    In 1990, only a year after the Internet was founded, Gilles Deleuze predicted a profound shift from what Michel Foucault called “disciplinary societies”, the enclosed environments of the 18th to 20th Centuries: the family, the school, the military barracks, the factory, and culminating in the prison (Foucault used Jeremy Bentham’s Panopticon as the ultimate metaphor of control). Deleuze proposed a new model, “societies of control” where these spheres co-exist in undulating and open networks, and where control is distributed by computers.

  • 08.

    The actual figure is even more astounding, if you can believe it. Niantic Labs revealed that Pokémon Go users walked a collective total of 8.7 billion kilometres (5.4 billion miles) in only 6 months since the game’s launch. “200,000 trips around the Earth!” Pokémon, accessed November 24, 2018,

Artists and Contributors

Teow Yue Han portrait picture

Teow Yue Han

Born in 1987, Singapore, Teow Yue Han received a BFA in Digital Filmmaking at the School of Art, Design and Media, Nanyang Technological University (2012). He later pursued an MA in Fine Art Media at Slade School of Fine Art, University College London (2016), where he was a recipient of the 2016 Julian Sullivan Award. Teow Yue Han’s works explore the interface between video, performance art and technology. He is interested in the way new technologies such as smart cities or artificial intelligence are shaping society, culture and the urban landscape. He creates situations where gestures and social interactions that are informed by these technologies can be interrogated, rehearsed and renewed. Teow is a core member of INTER—MISSION, an art collective focusing on art and technology. He lives and works in Singapore.



INTER—MISSION is an art collective dedicated to discourses of technology in art initiated in 2016 by Urich Lau and Teow Yue Han. Focusing on interdisciplinary and collaborative works in video art, audiovisual, performance, installation and interactive art. The collective aims to inhabit the gap between technologically engaged artworks, artists and audiences. INTER—MISSION builds transnational networks to promote sustained dialogue and engagement with media practices. It creates a space that encourages collaboration, reflection and participation in our ever-changing technological environment through interactive performances, installation, video screenings, international and interdisciplinary dialogues, and knowledge sharing.

Noah Raford portrait picture

Noah Raford

Noah Raford is the Chief Operating Officer (COO) and Futurist-in-Chief of the Dubai Future Foundation.
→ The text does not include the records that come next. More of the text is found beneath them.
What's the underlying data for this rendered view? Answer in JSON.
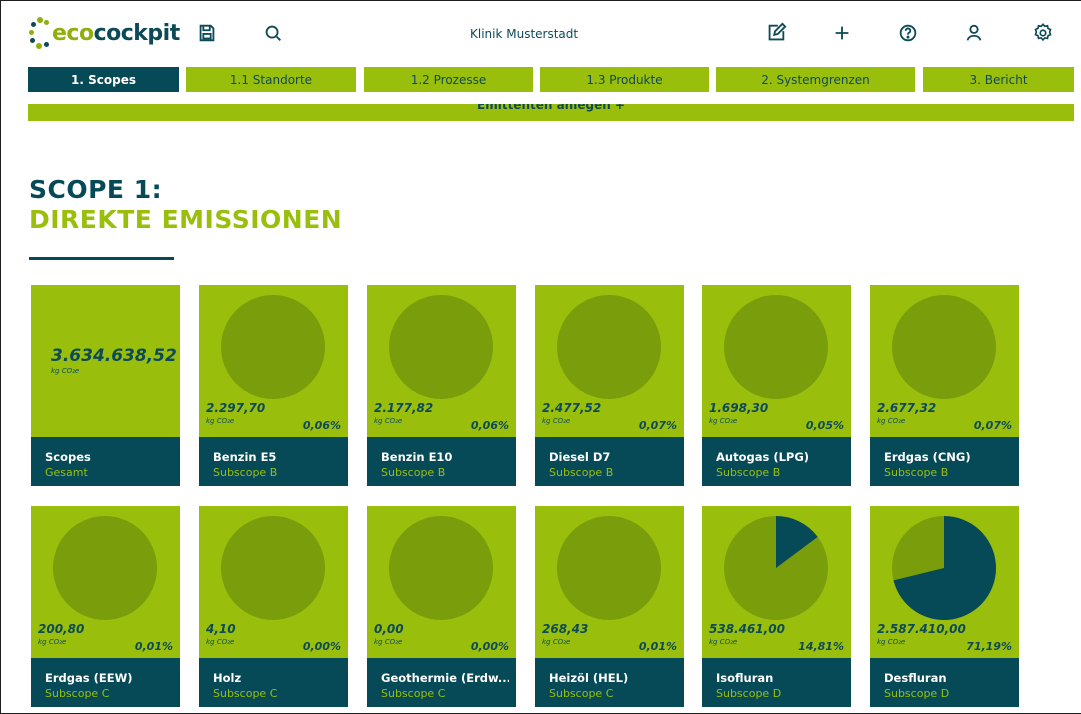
{
  "app": {
    "logo_eco": "eco",
    "logo_rest": "cockpit",
    "clinic": "Klinik Musterstadt"
  },
  "icons": {
    "save": "save-icon",
    "search": "search-icon",
    "edit": "edit-icon",
    "add": "plus-icon",
    "help": "help-icon",
    "user": "user-icon",
    "settings": "gear-icon"
  },
  "tabs": [
    {
      "label": "1. Scopes",
      "active": true
    },
    {
      "label": "1.1 Standorte",
      "active": false
    },
    {
      "label": "1.2 Prozesse",
      "active": false
    },
    {
      "label": "1.3 Produkte",
      "active": false
    },
    {
      "label": "2. Systemgrenzen",
      "active": false
    },
    {
      "label": "3. Bericht",
      "active": false
    }
  ],
  "emit_band": {
    "label": "Emittenten anlegen   +"
  },
  "heading": {
    "line1": "SCOPE 1:",
    "line2": "DIREKTE EMISSIONEN"
  },
  "unit": "kg CO₂e",
  "colors": {
    "green": "#99bf0c",
    "teal": "#064a58",
    "pie_rest": "#7a9d0b"
  },
  "total_card": {
    "value": "3.634.638,52",
    "unit": "kg CO₂e",
    "name": "Scopes",
    "sub": "Gesamt"
  },
  "cards": [
    {
      "value": "2.297,70",
      "pct": "0,06%",
      "share": 0.0006,
      "name": "Benzin E5",
      "sub": "Subscope B"
    },
    {
      "value": "2.177,82",
      "pct": "0,06%",
      "share": 0.0006,
      "name": "Benzin E10",
      "sub": "Subscope B"
    },
    {
      "value": "2.477,52",
      "pct": "0,07%",
      "share": 0.0007,
      "name": "Diesel D7",
      "sub": "Subscope B"
    },
    {
      "value": "1.698,30",
      "pct": "0,05%",
      "share": 0.0005,
      "name": "Autogas (LPG)",
      "sub": "Subscope B"
    },
    {
      "value": "2.677,32",
      "pct": "0,07%",
      "share": 0.0007,
      "name": "Erdgas (CNG)",
      "sub": "Subscope B"
    },
    {
      "value": "200,80",
      "pct": "0,01%",
      "share": 0.0001,
      "name": "Erdgas (EEW)",
      "sub": "Subscope C"
    },
    {
      "value": "4,10",
      "pct": "0,00%",
      "share": 0.0,
      "name": "Holz",
      "sub": "Subscope C"
    },
    {
      "value": "0,00",
      "pct": "0,00%",
      "share": 0.0,
      "name": "Geothermie (Erdw...",
      "sub": "Subscope C"
    },
    {
      "value": "268,43",
      "pct": "0,01%",
      "share": 0.0001,
      "name": "Heizöl (HEL)",
      "sub": "Subscope C"
    },
    {
      "value": "538.461,00",
      "pct": "14,81%",
      "share": 0.1481,
      "name": "Isofluran",
      "sub": "Subscope D"
    },
    {
      "value": "2.587.410,00",
      "pct": "71,19%",
      "share": 0.7119,
      "name": "Desfluran",
      "sub": "Subscope D"
    }
  ]
}
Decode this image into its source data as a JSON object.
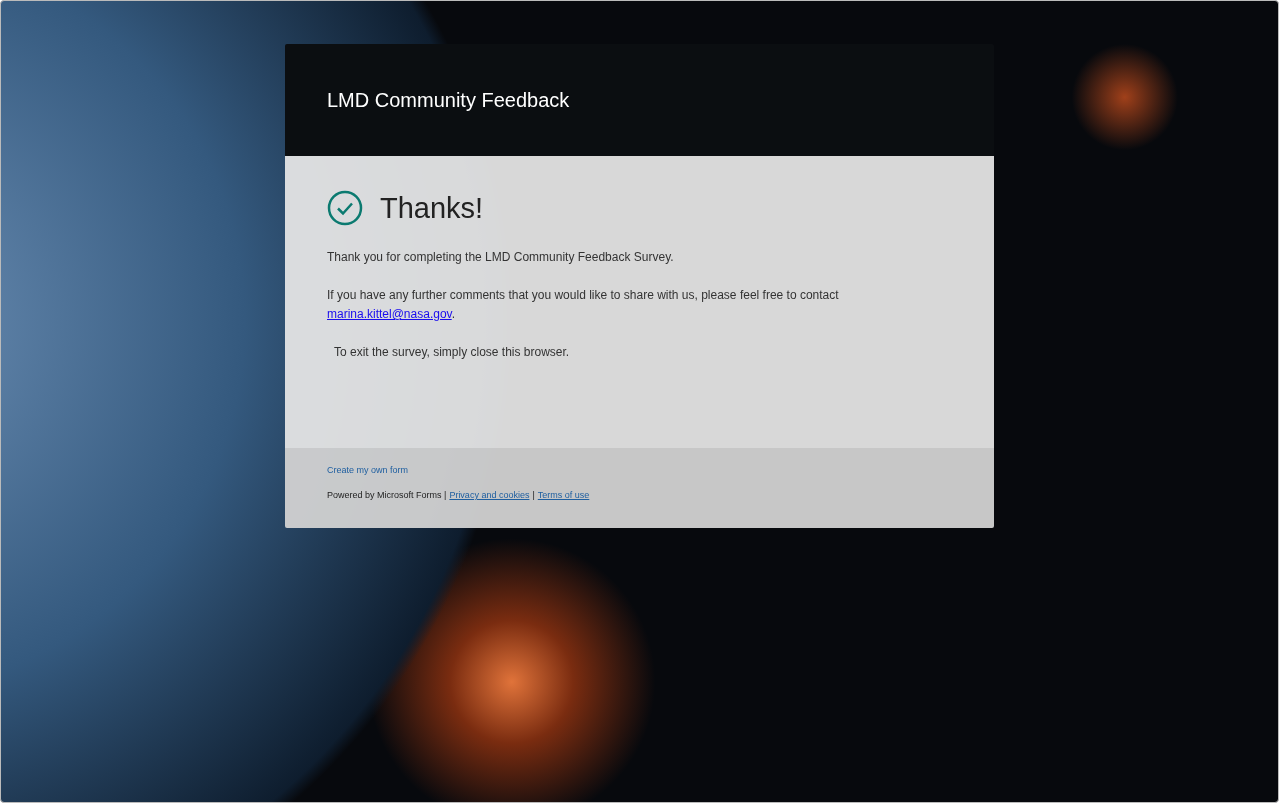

He was also a former advisor on futures, foresight, and innovation in the UAE Prime Minister’s Office, and is currently the Acting Executive Director of the Musem of the Future. Raford is part of a team that identifies emerging opportunities, strategic partnerships, and future initiatives for the Government of Dubai. He is responsible for overseeing the Dubai Future Foundation’s thought leadership activities, including its design research, trend analysis, policy studies and overall strategic direction. He also oversees many of the Foundation’s initiatives and projects, such as the Museum of the Future, the Dubai Future Academy, and the Mohammed bin Rashid Center for Accelerated Research, and others. He lectures and speaks widely to a large variety of audiences around the world.

Adeline Setiawan portrait picture

Adeline Setiawan

Adeline Setiawan is an anthropologist and entrepreneur. She is the co-founder of Saturday Kids, a curiosity school for children to learn how to create with code, design, engineering and empathy, and co-founder of FabCafe Singapore, a cafe in ArtScience Museum Singapore where people can explore creating with digital fabrication tools such as 3D printing and laser cutting while enjoying a cup of coffee. Adeline is Co-Founder of SO-FAR.